“The high court might have said anything, but now we are taking an independent view in the appeals,” the bench maintained.
Advocate Shoeb Alam argued that wearing Hijab is a matter of one’s dignity, privacy and autonomy.
“On one end, I have my right to education, right to go to school, right to get inclusive education with others. On the other hand, there is my other right, which is right to privacy, dignity and autonomy,” he said.
Alam said the impact of the government order (GO) banning Hijab in educational institutions with prescribed uniforms is that “I will give you education, give me your right to privacy, surrender it. Can the State do it? The answer is an emphatic ‘no’.” He said the State cannot come up with a GO asking a person to surrender her right to privacy at the doorstep of the school.
Senior advocate Kapil Sibal suggested that the matter should be referred to a Constitution bench.
“Wearing of a Hijab is the expression of what you are, who you are, where are you from…,” he said.
Sibal said the question is if the right to wear Hijab is available to a woman at a public place, is her right extinguished when she enters a school.
“You cannot destroy me,” he argued, adding Hijab is now a part of the persona and also a part of the cultural tradition.
Senior advocate Colin Gonsalves said the most important issue in this case is whether the practice of wearing Hijab is essential to religion or not.
He contended once the practice has been established, it is covered by Article 25 of the Constitution.
Article 25 of the Constitution deals with freedom of conscience and free profession, practice and propagation of religion.

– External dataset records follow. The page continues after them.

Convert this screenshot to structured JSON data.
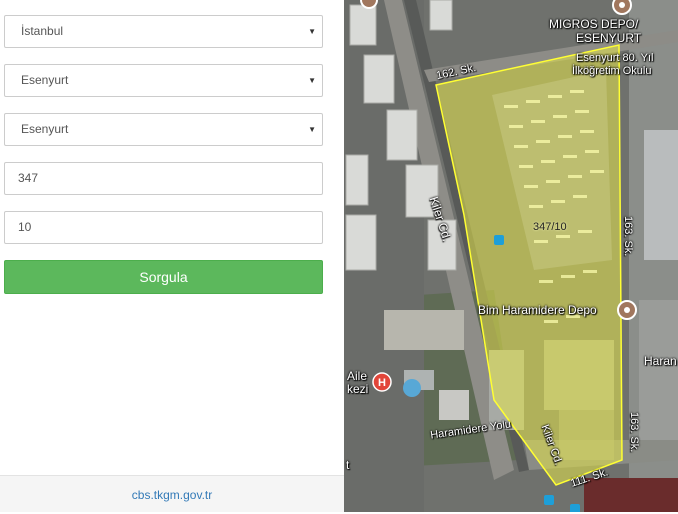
{
  "form": {
    "province": "İstanbul",
    "district": "Esenyurt",
    "neighborhood": "Esenyurt",
    "block": "347",
    "parcel": "10",
    "submit_label": "Sorgula"
  },
  "footer": {
    "link": "cbs.tkgm.gov.tr"
  },
  "map": {
    "parcel_label": "347/10",
    "places": {
      "migros_line1": "MIGROS DEPO/",
      "migros_line2": "ESENYURT",
      "school_line1": "Esenyurt 80. Yıl",
      "school_line2": "İlköğretim Okulu",
      "bim": "Bim Haramidere Depo",
      "hospital_line1": "Aile",
      "hospital_line2": "kezi",
      "haram_partial": "Haran",
      "t_partial": "t"
    },
    "streets": {
      "s162": "162. Sk.",
      "s163a": "163. Sk.",
      "s163b": "163. Sk.",
      "kiler_a": "Kiler Cd.",
      "kiler_b": "Kiler Cd.",
      "haramidere": "Haramidere Yolu",
      "s111": "111. Sk."
    },
    "colors": {
      "parcel_fill": "#e6e64a",
      "parcel_stroke": "#ffff33",
      "poi": "#a1775e",
      "hospital": "#e2463a"
    }
  }
}
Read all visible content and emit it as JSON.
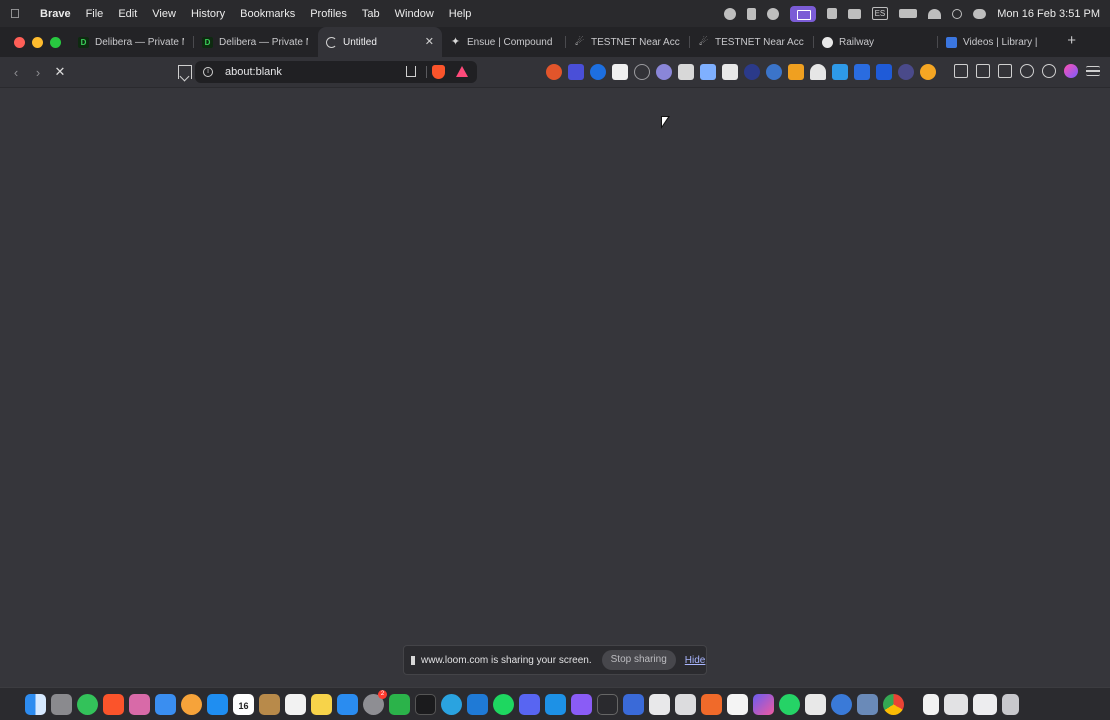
{
  "menubar": {
    "app_name": "Brave",
    "items": [
      "File",
      "Edit",
      "View",
      "History",
      "Bookmarks",
      "Profiles",
      "Tab",
      "Window",
      "Help"
    ],
    "input_source": "ES",
    "clock": "Mon 16 Feb  3:51 PM"
  },
  "tabs": [
    {
      "label": "Delibera — Private M",
      "icon": "delibera-icon"
    },
    {
      "label": "Delibera — Private M",
      "icon": "delibera-icon"
    },
    {
      "label": "Untitled",
      "icon": "loading-spinner-icon",
      "active": true
    },
    {
      "label": "Ensue | Compound In",
      "icon": "ensue-icon"
    },
    {
      "label": "TESTNET Near Accou",
      "icon": "near-icon"
    },
    {
      "label": "TESTNET Near Accou",
      "icon": "near-icon"
    },
    {
      "label": "Railway",
      "icon": "railway-icon"
    },
    {
      "label": "Videos | Library |",
      "icon": "video-icon"
    }
  ],
  "favicon_letters": {
    "delibera": "D"
  },
  "toolbar": {
    "url": "about:blank"
  },
  "share_bar": {
    "message": "www.loom.com is sharing your screen.",
    "stop_label": "Stop sharing",
    "hide_label": "Hide"
  },
  "dock": {
    "calendar_day": "16",
    "mail_badge": "2"
  },
  "colors": {
    "accent": "#7b5cd6",
    "brave": "#fb542b",
    "content_bg": "#36363b"
  }
}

Gonsalves argued the high court judgment is a verdict where the perception is of the “majority community”, where the minority point of view is seen “very partially and very wrongly”.
“It is basically a majoritarian judgment. The judgement read as a whole is basically from a majoritarian perspective point of view. It does not conform to the kind of constitutional independence that a judgement ought to have,” he said, while arguing the apex court should set aside the judgement on this ground alone.
Gonsalves wondered, “What is the difference? If you can wear a turban, why cannot you wear a Hijab?”.
“The ‘dress’, ‘undress’ arguments in unfortunate because Muslim girls are in fact undressed if they are told to take off the Hijab by the security guard….,” he said.
While hearing the Hijab controversy, the Supreme Court recently remarked if the right to dress would also mean a right to undress.
The remark by Justice Gupta was in response to an argument that the right to dress forms part of the fundamental right to freedom of speech and expression.
Gonsalves argued that constitutional morality, in the context of minority rights, is the ability to see an issue through the eyes of the minority.
“It has to be cultivated. A person from the majority may not get the answer quickly, may not understand the intensity of feelings quickly,” he said.
Senior advocate Meenakshi Arora, appearing for one of the petitioners, said the second largest religion that is practised across the world is Islam.
She said across the country, the people practising Islam recognise wearing Hijab as a part of their religious and cultural practice.
At the outset, senior advocate Dushyant Dave, appearing for one of the petitioners, told the bench he would take a little longer time to argue the case.
“This is too serious a matter. I would like to assist your lordships to the best of my ability,” he said.
Dave said the court should have referred this matter to a larger bench.
“My endeavour is to persuade your lordships as to why this judgement is required to be set aside. This matter is far too serious than a uniform,” he said, adding, “this matter requires very serious attention by your lordships. Your lordships are the custodian of the fundamental rights of the citizens.” The arguments in the matter will continue on September 19.
The state government’s order of February 5, 2022 by which it had banned wearing clothes that disturb equality, integrity, and public order in schools and colleges, was referred to in the apex court.
Several pleas have been filed in the top court against the March 15 verdict of the high court holding that wearing Hijab is not a part of the essential religious practice which can be protected under Article 25 of the Constitution.